= Beginning of Section =

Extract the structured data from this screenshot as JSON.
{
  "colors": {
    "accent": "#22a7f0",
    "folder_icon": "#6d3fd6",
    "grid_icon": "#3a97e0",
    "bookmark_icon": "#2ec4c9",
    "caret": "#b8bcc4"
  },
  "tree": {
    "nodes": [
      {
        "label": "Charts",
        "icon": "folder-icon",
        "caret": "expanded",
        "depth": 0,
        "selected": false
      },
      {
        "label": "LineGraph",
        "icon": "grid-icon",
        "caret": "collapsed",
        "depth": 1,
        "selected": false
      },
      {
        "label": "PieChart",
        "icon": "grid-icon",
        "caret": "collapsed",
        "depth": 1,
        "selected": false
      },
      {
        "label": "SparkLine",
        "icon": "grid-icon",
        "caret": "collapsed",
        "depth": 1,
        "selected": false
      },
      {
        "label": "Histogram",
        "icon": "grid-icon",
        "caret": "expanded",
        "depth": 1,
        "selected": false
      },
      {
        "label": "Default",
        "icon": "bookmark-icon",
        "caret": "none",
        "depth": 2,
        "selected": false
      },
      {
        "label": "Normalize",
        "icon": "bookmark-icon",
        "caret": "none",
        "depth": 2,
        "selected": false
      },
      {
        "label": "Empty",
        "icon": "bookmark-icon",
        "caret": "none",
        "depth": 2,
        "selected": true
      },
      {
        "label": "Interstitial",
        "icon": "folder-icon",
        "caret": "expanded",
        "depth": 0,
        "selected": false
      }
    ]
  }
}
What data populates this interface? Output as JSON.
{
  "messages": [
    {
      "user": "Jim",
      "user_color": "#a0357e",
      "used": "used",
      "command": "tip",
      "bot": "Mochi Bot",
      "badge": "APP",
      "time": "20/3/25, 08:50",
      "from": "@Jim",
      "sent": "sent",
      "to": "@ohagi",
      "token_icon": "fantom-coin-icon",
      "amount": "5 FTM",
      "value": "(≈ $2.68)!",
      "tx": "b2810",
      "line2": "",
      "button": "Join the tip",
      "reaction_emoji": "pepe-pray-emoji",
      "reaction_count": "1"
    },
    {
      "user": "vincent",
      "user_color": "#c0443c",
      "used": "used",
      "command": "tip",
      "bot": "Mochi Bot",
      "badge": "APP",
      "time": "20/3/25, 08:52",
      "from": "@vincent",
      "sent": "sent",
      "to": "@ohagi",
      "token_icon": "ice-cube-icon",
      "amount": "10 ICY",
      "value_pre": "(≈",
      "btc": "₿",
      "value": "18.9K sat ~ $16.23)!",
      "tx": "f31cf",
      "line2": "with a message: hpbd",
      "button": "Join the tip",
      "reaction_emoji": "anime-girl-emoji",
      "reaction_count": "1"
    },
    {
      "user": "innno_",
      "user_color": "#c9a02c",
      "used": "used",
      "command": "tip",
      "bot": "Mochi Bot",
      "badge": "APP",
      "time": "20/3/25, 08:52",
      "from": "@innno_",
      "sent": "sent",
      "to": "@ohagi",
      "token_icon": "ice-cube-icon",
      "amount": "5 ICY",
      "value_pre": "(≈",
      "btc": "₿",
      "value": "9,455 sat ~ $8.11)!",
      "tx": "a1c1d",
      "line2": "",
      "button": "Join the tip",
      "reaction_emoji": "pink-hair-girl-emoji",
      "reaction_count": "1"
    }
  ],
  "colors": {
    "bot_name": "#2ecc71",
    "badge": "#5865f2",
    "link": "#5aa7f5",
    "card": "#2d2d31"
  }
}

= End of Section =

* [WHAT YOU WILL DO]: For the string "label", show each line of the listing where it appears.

* [TASK RESPONSE]:
        "label": "Charts",
        "label": "LineGraph",
        "label": "PieChart",
        "label": "SparkLine",
        "label": "Histogram",
        "label": "Default",
        "label": "Normalize",
        "label": "Empty",
        "label": "Interstitial",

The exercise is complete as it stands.